PROBLEM DETAILS = Restate every entry verbatim; drop the pictures.

---+---

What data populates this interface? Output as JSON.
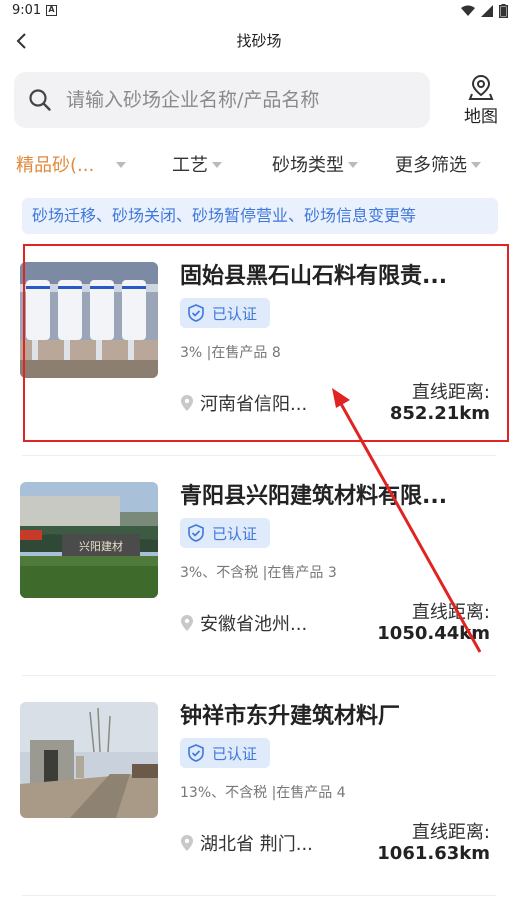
{
  "status_bar": {
    "time": "9:01",
    "a_label": "A"
  },
  "header": {
    "title": "找砂场"
  },
  "search": {
    "placeholder": "请输入砂场企业名称/产品名称",
    "map_label": "地图"
  },
  "filters": [
    {
      "label": "精品砂(...",
      "active": true
    },
    {
      "label": "工艺",
      "active": false
    },
    {
      "label": "砂场类型",
      "active": false
    },
    {
      "label": "更多筛选",
      "active": false
    }
  ],
  "notice": "砂场迁移、砂场关闭、砂场暂停营业、砂场信息变更等",
  "items": [
    {
      "title": "固始县黑石山石料有限责...",
      "badge": "已认证",
      "meta": "3% |在售产品 8",
      "location": "河南省信阳...",
      "distance_label": "直线距离:",
      "distance": "852.21km"
    },
    {
      "title": "青阳县兴阳建筑材料有限...",
      "badge": "已认证",
      "meta": "3%、不含税 |在售产品 3",
      "location": "安徽省池州...",
      "distance_label": "直线距离:",
      "distance": "1050.44km",
      "sign_text": "兴阳建材"
    },
    {
      "title": "钟祥市东升建筑材料厂",
      "badge": "已认证",
      "meta": "13%、不含税 |在售产品 4",
      "location": "湖北省 荆门...",
      "distance_label": "直线距离:",
      "distance": "1061.63km"
    }
  ],
  "colors": {
    "accent_orange": "#e08a3c",
    "badge_blue": "#3f78d9",
    "highlight_red": "#e02424"
  }
}
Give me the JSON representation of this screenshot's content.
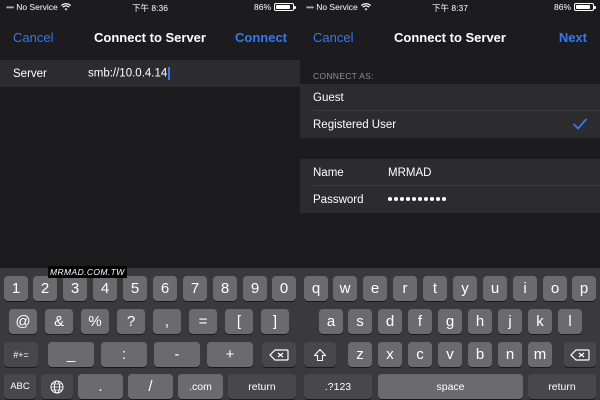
{
  "left": {
    "status": {
      "carrier": "No Service",
      "time": "下午 8:36",
      "battery": "86%"
    },
    "nav": {
      "cancel": "Cancel",
      "title": "Connect to Server",
      "action": "Connect"
    },
    "server_row": {
      "label": "Server",
      "value": "smb://10.0.4.14"
    },
    "keyboard": {
      "row1": [
        "1",
        "2",
        "3",
        "4",
        "5",
        "6",
        "7",
        "8",
        "9",
        "0"
      ],
      "row2": [
        "@",
        "&",
        "%",
        "?",
        ",",
        "=",
        "[",
        "]"
      ],
      "row3": [
        "#+=",
        "_",
        ":",
        "-",
        "+"
      ],
      "row4": [
        "ABC",
        ".",
        "/",
        ".com",
        "return"
      ]
    }
  },
  "right": {
    "status": {
      "carrier": "No Service",
      "time": "下午 8:37",
      "battery": "86%"
    },
    "nav": {
      "cancel": "Cancel",
      "title": "Connect to Server",
      "action": "Next"
    },
    "connect_as": {
      "header": "CONNECT AS:",
      "options": [
        {
          "label": "Guest",
          "selected": false
        },
        {
          "label": "Registered User",
          "selected": true
        }
      ]
    },
    "credentials": {
      "name_label": "Name",
      "name_value": "MRMAD",
      "password_label": "Password"
    },
    "keyboard": {
      "row1": [
        "q",
        "w",
        "e",
        "r",
        "t",
        "y",
        "u",
        "i",
        "o",
        "p"
      ],
      "row2": [
        "a",
        "s",
        "d",
        "f",
        "g",
        "h",
        "j",
        "k",
        "l"
      ],
      "row3": [
        "z",
        "x",
        "c",
        "v",
        "b",
        "n",
        "m"
      ],
      "row4": [
        ".?123",
        "space",
        "return"
      ]
    }
  },
  "watermark": "MRMAD.COM.TW",
  "colors": {
    "accent": "#3478f6",
    "background": "#1c1c1e",
    "cell": "#2c2c2e",
    "key": "#6b6b6e",
    "fn_key": "#48484a"
  }
}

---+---

EXERCISE RESULT =
What data populates this interface? Output as JSON.
{
  "status_bar": {
    "time": "9:01",
    "a_label": "A"
  },
  "header": {
    "title": "找砂场"
  },
  "search": {
    "placeholder": "请输入砂场企业名称/产品名称",
    "map_label": "地图"
  },
  "filters": [
    {
      "label": "精品砂(...",
      "active": true
    },
    {
      "label": "工艺",
      "active": false
    },
    {
      "label": "砂场类型",
      "active": false
    },
    {
      "label": "更多筛选",
      "active": false
    }
  ],
  "notice": "砂场迁移、砂场关闭、砂场暂停营业、砂场信息变更等",
  "items": [
    {
      "title": "固始县黑石山石料有限责...",
      "badge": "已认证",
      "meta": "3% |在售产品 8",
      "location": "河南省信阳...",
      "distance_label": "直线距离:",
      "distance": "852.21km"
    },
    {
      "title": "青阳县兴阳建筑材料有限...",
      "badge": "已认证",
      "meta": "3%、不含税 |在售产品 3",
      "location": "安徽省池州...",
      "distance_label": "直线距离:",
      "distance": "1050.44km",
      "sign_text": "兴阳建材"
    },
    {
      "title": "钟祥市东升建筑材料厂",
      "badge": "已认证",
      "meta": "13%、不含税 |在售产品 4",
      "location": "湖北省 荆门...",
      "distance_label": "直线距离:",
      "distance": "1061.63km"
    }
  ],
  "colors": {
    "accent_orange": "#e08a3c",
    "badge_blue": "#3f78d9",
    "highlight_red": "#e02424"
  }
}
Give me the JSON representation of this screenshot's content.
{
  "left": {
    "status": {
      "carrier": "No Service",
      "time": "下午 8:36",
      "battery": "86%"
    },
    "nav": {
      "cancel": "Cancel",
      "title": "Connect to Server",
      "action": "Connect"
    },
    "server_row": {
      "label": "Server",
      "value": "smb://10.0.4.14"
    },
    "keyboard": {
      "row1": [
        "1",
        "2",
        "3",
        "4",
        "5",
        "6",
        "7",
        "8",
        "9",
        "0"
      ],
      "row2": [
        "@",
        "&",
        "%",
        "?",
        ",",
        "=",
        "[",
        "]"
      ],
      "row3": [
        "#+=",
        "_",
        ":",
        "-",
        "+"
      ],
      "row4": [
        "ABC",
        ".",
        "/",
        ".com",
        "return"
      ]
    }
  },
  "right": {
    "status": {
      "carrier": "No Service",
      "time": "下午 8:37",
      "battery": "86%"
    },
    "nav": {
      "cancel": "Cancel",
      "title": "Connect to Server",
      "action": "Next"
    },
    "connect_as": {
      "header": "CONNECT AS:",
      "options": [
        {
          "label": "Guest",
          "selected": false
        },
        {
          "label": "Registered User",
          "selected": true
        }
      ]
    },
    "credentials": {
      "name_label": "Name",
      "name_value": "MRMAD",
      "password_label": "Password"
    },
    "keyboard": {
      "row1": [
        "q",
        "w",
        "e",
        "r",
        "t",
        "y",
        "u",
        "i",
        "o",
        "p"
      ],
      "row2": [
        "a",
        "s",
        "d",
        "f",
        "g",
        "h",
        "j",
        "k",
        "l"
      ],
      "row3": [
        "z",
        "x",
        "c",
        "v",
        "b",
        "n",
        "m"
      ],
      "row4": [
        ".?123",
        "space",
        "return"
      ]
    }
  },
  "watermark": "MRMAD.COM.TW",
  "colors": {
    "accent": "#3478f6",
    "background": "#1c1c1e",
    "cell": "#2c2c2e",
    "key": "#6b6b6e",
    "fn_key": "#48484a"
  }
}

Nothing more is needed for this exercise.